▸ **AIM OF THE TASK**:
Work out how many lines in the data include the string "detail"; reply with that number alone.

EXERCISE INPUT below:

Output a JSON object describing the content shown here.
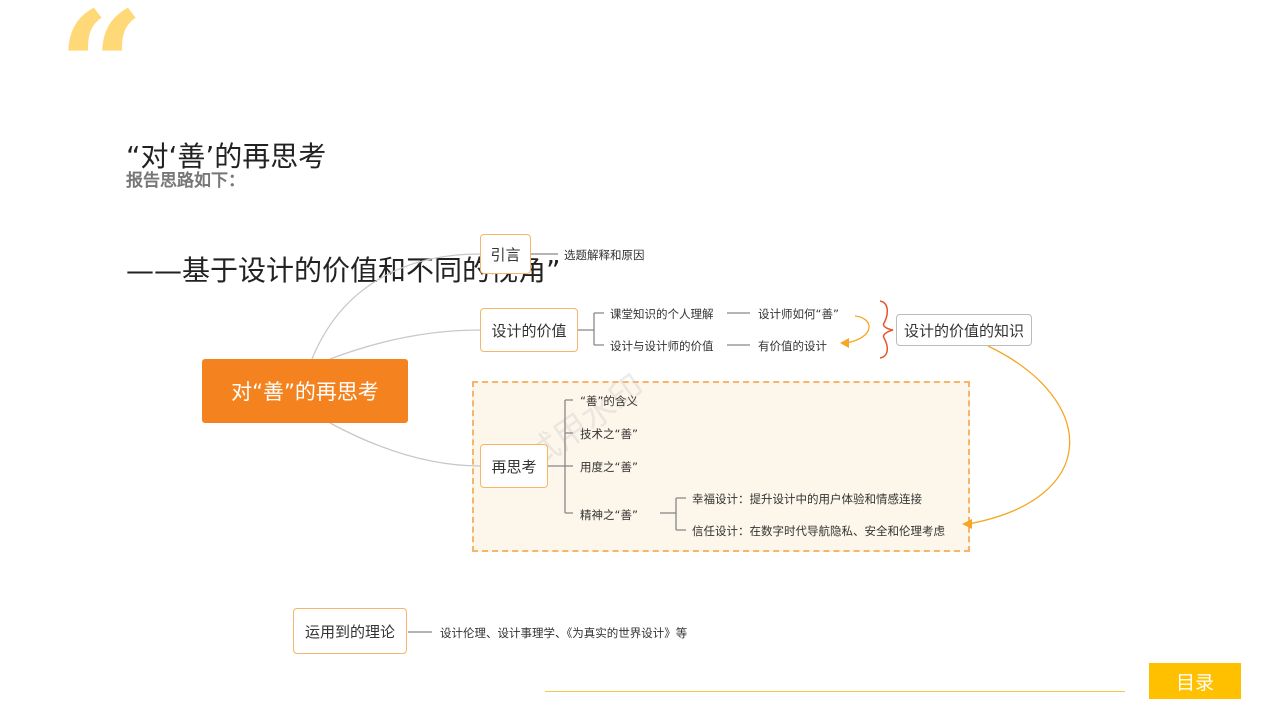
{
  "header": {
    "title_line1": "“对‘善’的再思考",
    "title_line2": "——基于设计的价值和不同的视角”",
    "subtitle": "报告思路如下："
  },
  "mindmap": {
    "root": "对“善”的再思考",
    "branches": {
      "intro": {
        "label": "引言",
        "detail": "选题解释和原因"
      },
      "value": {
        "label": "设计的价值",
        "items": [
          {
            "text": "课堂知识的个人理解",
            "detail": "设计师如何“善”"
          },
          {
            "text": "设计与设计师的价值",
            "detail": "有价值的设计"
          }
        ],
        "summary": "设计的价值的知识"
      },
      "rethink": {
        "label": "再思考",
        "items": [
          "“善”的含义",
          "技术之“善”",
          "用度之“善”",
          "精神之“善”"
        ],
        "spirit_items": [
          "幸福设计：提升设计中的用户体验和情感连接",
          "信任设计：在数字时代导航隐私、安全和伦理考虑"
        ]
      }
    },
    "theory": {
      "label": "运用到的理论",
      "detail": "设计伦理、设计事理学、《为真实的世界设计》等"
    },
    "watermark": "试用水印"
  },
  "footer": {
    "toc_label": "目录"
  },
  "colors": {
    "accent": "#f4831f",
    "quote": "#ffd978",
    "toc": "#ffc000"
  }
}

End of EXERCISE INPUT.

▸ **EXERCISE RESULT**:
4